Coca-Cola is the world’s largest soft drink manufacturer, and one of the most recognised brands in the world. Yet for many people throughout Latin America, it is instead known for its use of human rights abuses to quash the unionisation of its workers. The centre of this dispute has been the bottling plants throughout Colombia, the most dangerous place in the world in which to organise a union, where workers have been targeted by a concerted campaign of violence, kidnappings, and even murder. In fact, since 1990, nine union leaders have been killed by paramilitary organisations with known links to Coca Cola management. In 2001 and 2006 the American-based United Steelworkers and the International Labor Rights Fund brought lawsuits against Coca Cola on behalf of SINALTRAINAL, the Colombian food and beverage union. In spite of multiple testimonies and independent reports corroborating their allegations, a Miami court found in favour of Coca Cola, and all charges were dropped.
While the Colombian case is perhaps the most well-known Coca Cola controversy, it is by no means the only one. Guatemalan workers have reported similar abuses, while Coca Cola’s sugar suppliers in El Salvador have been documented using child labour in dangerous and exhausting sugarcane harvesting. In Mexico, the country with the world’s highest per-capita consumption of Coca Cola, the company has been accused of building a monopoly, avoiding taxes, and using its political and economic clout to buy up vital water concessions for bottling and dumping, many of which lie within indigenous areas.

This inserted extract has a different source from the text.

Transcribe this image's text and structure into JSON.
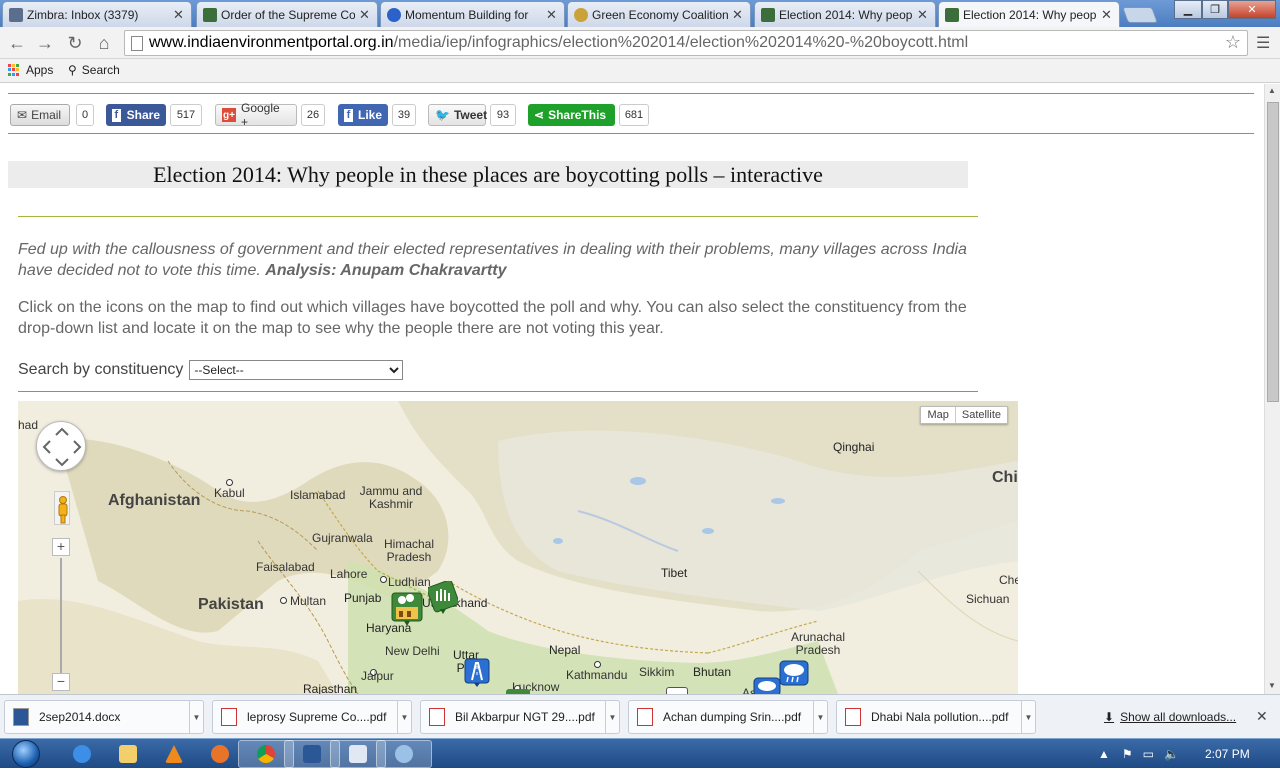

LASC has been an active source of support during these disputes. In 2003, LASC hosted two members of SINALTRAINAL, giving them a platform and a chance to express their views without fear of repression. LASC member Gearóid Ó Loingsigh also went to Bogotá as part of this mutual exchange, and interviewed SINALTRAINAL president Javier Correa. We also campaigned extensively to boycott Coca Cola products, reaching several important successes and alliances including the support of well-known bars in Belfast and Derry, SIPTU, and the Student Unions of Trinity College and UCD.